There are very few absolutely true things in this life, but one of them is you shouldn’t drink lead. Historians have long believed that ancient Romans learned this the hard way—it’s been said that lead used in water pipes and cooking materials could have poisoned Romans and contributed to their downfall. Now, new research has complicated this age-old mystery, suggesting the real culprit was something even more toxic.
Researchers at the University of Southern Denmark have been studying a small metal fragment of 40 mg pipe recovered from Pompeii, the Roman city infamously destroyed by a volcanic eruption in 79 AD. Using a mass spectrometer, the team separated all the elements in the sample, and found “alarmingly high concentrations” of a chemical called antimony within it. According to the researchers, antimony could have contributed to killing Roman citizens since it acts very quickly, leading to diarrhoea, vomiting, and potentially even cardiac arrest. Lead, on the other hand, calcifies rapidly, so it might not have been able to slide into the Romans’ drinking water.

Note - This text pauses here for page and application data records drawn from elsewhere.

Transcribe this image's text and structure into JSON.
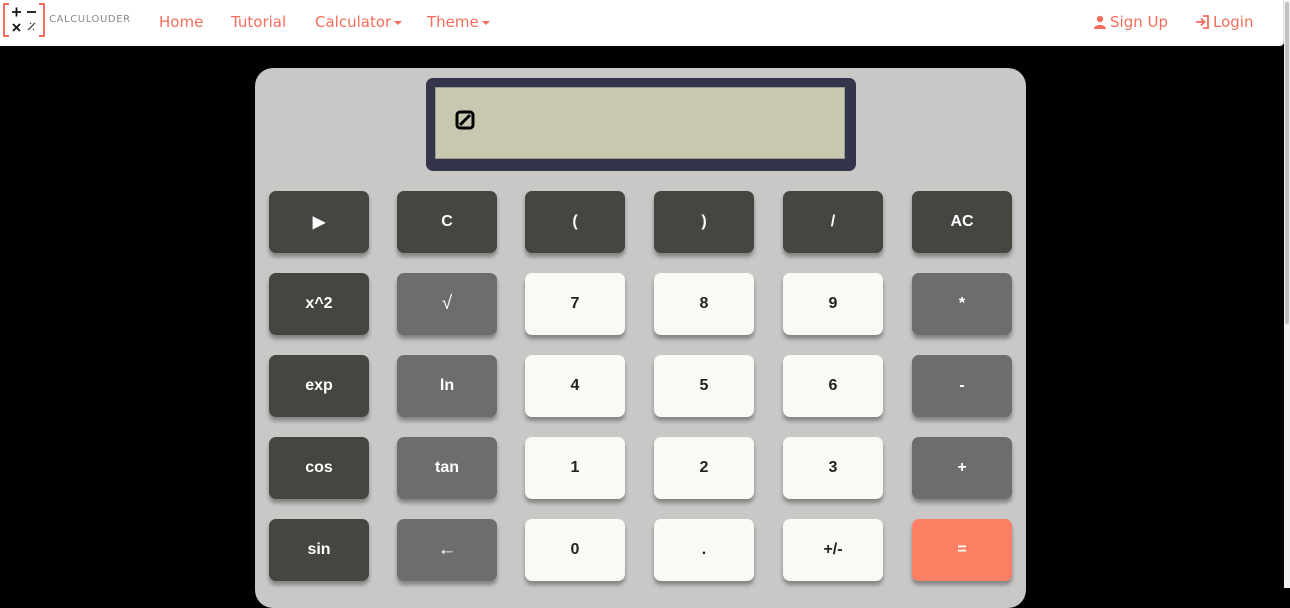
{
  "nav": {
    "logo_text": "CALCULOUDER",
    "home": "Home",
    "tutorial": "Tutorial",
    "calculator": "Calculator",
    "theme": "Theme",
    "signup": "Sign Up",
    "login": "Login"
  },
  "display": {
    "value": ""
  },
  "keys": {
    "row1": [
      "▶",
      "C",
      "(",
      ")",
      "/",
      "AC"
    ],
    "row2": [
      "x^2",
      "√",
      "7",
      "8",
      "9",
      "*"
    ],
    "row3": [
      "exp",
      "ln",
      "4",
      "5",
      "6",
      "-"
    ],
    "row4": [
      "cos",
      "tan",
      "1",
      "2",
      "3",
      "+"
    ],
    "row5": [
      "sin",
      "←",
      "0",
      ".",
      "+/-",
      "="
    ]
  },
  "colors": {
    "brand": "#f26d5b",
    "key_dark": "#464641",
    "key_mid": "#6d6d6b",
    "key_light": "#fbf9f3",
    "key_equals": "#fd8065",
    "display_bg": "#c8c8b1",
    "display_frame": "#34344a",
    "calculator_body": "#c9c8c7"
  }
}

The group’s findings have been published in Toxicology Letters.
Antimony is naturally found in the Earth’s crust, but it is usually alloyed with lead. If the premise of this study is accurate, Romans could have been exposed to antimony constantly, as their lead pipes would have contained it.
Obviously, much more mass spectrometer analysis needs to be done on other artefacts before we blame antimony. Perhaps the greatest mystery of all is why the Romans continued to drink something that was giving them explosive diarrhoea. [Toxicology Letters]